Brian O'Driscoll has tipped Connacht's Robbie Henshaw to succeed him at outside centre for Ireland.
Henshaw, 20, has impressed for his province this season and O'Driscoll believes he can be Ireland's next "seasoned campaigner" in the No. 13 shirt.
"Robbie is a very, very talented young lad, who is a great listener, a really good young talent, and really good lad too," said O'Driscoll.
"I think he has all the attributes to be a seasoned campaigner for Ireland for many, many years.
"And then you have the beauty of guys who have played there before in Luke Fitzgerald, someone like Jared Payne who qualifies in November.
"As 13s absolutely Robbie and Darren Cave are well-placed; we've an abundance of talent coming through.
"I think it's testament to Darren, who has not been in the frame for a while, but keeping an eye on his form for Ulster he's been playing extremely well.
"So I think we're in a good place with guys coming through, and in no time no one will remember me!"
O'Driscoll is set to surpass George Gregan's world-record haul of 139 Test caps in Saturday's Six Nations meeting with Italy.
The 35-year-old admitted he thought last March's 13-13 draw with France in Dublin would prove his final Ireland turn on home soil.
Three-quarters of his bonus season later, the decorated British and Irish Lion finds it easier to shrug off the emotions of retirement the second time around.
Ireland can still pinch the Six Nations title, and O'Driscoll is refusing to focus on anything else.
"It doesn't feel any different, it's just hard: you just want to get on with it," he said.
"I'm excited about it being a last home game, for sure, in that it will be one to remember.
"But at the same time and more importantly it's an opportunity to put ourselves in an opportunity to win the Six Nations.
"I really won't think too much on the final games until it's done and dusted, and there'll be plenty of time to reflect on it afterwards.
"There was emotion last year; against France I did at the time think that was going to be it. But a couple of different factors convinced me to play on for another year.
"I'm not really that emotional a person, and so I won't allow the build-up to affect me. Whatever emotions you do have after that will happen organically.
"Sure aspects will be difficult and I'll be sad, but I can't wait.
"There is no individual feeling, there really isn't. I've never been one for great sentiment.
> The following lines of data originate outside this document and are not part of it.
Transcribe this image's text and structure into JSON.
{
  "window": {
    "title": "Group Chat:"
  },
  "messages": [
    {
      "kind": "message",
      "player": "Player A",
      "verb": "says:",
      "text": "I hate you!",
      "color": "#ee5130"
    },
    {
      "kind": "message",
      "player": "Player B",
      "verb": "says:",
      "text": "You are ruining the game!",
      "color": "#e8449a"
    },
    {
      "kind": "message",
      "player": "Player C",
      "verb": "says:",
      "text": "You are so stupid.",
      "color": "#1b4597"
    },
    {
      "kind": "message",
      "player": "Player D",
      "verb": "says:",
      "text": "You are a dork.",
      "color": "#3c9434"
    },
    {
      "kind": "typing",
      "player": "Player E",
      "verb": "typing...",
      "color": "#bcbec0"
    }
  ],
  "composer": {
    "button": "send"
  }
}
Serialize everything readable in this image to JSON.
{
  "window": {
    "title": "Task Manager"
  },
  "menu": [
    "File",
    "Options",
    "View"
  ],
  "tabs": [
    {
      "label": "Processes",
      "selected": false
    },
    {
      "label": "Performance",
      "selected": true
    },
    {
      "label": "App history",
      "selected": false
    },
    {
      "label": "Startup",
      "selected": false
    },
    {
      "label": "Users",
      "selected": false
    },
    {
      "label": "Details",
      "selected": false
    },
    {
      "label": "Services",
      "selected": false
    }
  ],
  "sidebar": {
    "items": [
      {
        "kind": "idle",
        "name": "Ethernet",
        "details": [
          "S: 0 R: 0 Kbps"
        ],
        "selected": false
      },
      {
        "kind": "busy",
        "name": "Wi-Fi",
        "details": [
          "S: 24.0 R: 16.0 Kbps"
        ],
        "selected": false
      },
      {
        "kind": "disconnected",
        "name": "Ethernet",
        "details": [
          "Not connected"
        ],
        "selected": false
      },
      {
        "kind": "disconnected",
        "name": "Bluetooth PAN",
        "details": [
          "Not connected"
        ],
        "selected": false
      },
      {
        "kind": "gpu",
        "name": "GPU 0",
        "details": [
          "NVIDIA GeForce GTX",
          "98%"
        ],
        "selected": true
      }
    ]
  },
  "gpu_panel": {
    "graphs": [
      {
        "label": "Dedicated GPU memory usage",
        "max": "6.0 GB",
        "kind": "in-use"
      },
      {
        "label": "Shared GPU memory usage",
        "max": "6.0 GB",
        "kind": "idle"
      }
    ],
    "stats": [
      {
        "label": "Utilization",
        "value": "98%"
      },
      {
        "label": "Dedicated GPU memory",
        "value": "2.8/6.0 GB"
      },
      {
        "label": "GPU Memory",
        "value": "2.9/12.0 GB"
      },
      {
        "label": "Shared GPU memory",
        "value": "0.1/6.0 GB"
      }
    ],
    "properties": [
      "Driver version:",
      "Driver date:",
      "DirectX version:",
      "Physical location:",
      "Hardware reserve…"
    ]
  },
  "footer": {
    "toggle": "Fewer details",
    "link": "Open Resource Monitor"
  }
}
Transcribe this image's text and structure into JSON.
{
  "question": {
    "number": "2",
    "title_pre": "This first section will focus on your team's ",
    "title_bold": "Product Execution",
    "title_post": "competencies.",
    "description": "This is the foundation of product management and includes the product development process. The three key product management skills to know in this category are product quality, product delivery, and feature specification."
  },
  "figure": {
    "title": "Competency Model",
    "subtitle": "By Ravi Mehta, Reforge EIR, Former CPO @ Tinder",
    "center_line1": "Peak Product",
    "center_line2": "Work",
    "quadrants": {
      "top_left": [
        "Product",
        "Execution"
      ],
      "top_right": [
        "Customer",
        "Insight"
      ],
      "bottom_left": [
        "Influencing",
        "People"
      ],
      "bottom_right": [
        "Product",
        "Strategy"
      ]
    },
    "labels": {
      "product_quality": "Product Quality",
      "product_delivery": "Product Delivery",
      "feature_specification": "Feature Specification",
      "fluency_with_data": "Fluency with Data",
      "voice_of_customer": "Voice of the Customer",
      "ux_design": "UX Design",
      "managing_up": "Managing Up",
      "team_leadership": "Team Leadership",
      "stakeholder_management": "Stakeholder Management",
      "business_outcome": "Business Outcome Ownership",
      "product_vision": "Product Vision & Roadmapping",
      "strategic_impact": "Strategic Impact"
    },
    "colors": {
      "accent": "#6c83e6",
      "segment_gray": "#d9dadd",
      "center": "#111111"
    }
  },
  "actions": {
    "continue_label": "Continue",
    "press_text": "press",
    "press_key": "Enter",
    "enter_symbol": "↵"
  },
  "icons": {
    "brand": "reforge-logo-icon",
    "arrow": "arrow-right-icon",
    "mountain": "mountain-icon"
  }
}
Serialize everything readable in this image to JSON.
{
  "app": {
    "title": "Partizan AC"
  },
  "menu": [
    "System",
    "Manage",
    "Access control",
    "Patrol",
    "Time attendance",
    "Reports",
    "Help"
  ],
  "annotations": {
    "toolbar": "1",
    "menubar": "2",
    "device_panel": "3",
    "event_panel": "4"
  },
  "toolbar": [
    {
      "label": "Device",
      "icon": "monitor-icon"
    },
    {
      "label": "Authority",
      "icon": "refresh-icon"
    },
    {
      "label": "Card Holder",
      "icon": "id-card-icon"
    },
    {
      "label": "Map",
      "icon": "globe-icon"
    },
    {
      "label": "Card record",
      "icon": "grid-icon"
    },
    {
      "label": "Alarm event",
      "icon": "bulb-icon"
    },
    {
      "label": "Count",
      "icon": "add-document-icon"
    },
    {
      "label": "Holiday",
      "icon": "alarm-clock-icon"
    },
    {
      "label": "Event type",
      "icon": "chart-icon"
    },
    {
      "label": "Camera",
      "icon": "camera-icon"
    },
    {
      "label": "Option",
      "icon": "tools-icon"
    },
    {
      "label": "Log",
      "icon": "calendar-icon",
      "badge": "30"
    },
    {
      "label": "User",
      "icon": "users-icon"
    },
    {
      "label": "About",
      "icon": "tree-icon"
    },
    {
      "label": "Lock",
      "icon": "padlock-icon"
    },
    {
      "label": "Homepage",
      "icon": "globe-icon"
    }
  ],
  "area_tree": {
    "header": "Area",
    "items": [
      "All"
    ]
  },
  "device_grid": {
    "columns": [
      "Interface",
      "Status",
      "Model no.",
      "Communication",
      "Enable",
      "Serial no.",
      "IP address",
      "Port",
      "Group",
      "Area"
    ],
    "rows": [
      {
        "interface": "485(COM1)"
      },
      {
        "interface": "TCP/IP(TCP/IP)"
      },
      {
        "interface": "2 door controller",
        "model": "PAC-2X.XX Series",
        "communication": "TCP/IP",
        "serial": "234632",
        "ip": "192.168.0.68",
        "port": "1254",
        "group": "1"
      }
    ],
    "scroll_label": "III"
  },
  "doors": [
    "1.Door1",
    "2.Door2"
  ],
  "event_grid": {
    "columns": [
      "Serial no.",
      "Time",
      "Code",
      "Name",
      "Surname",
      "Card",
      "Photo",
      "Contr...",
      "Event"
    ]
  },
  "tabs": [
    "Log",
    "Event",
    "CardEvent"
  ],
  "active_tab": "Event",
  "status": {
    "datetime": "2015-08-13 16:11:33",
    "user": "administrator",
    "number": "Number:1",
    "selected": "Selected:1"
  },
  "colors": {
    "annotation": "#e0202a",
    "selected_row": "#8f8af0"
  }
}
There's always time to reflect afterwards, and that's the time to do it. The team is the absolute priority.
"There will be no extra emphasis made from anyone, other than an opportunity to give ourselves a final-day showdown with France."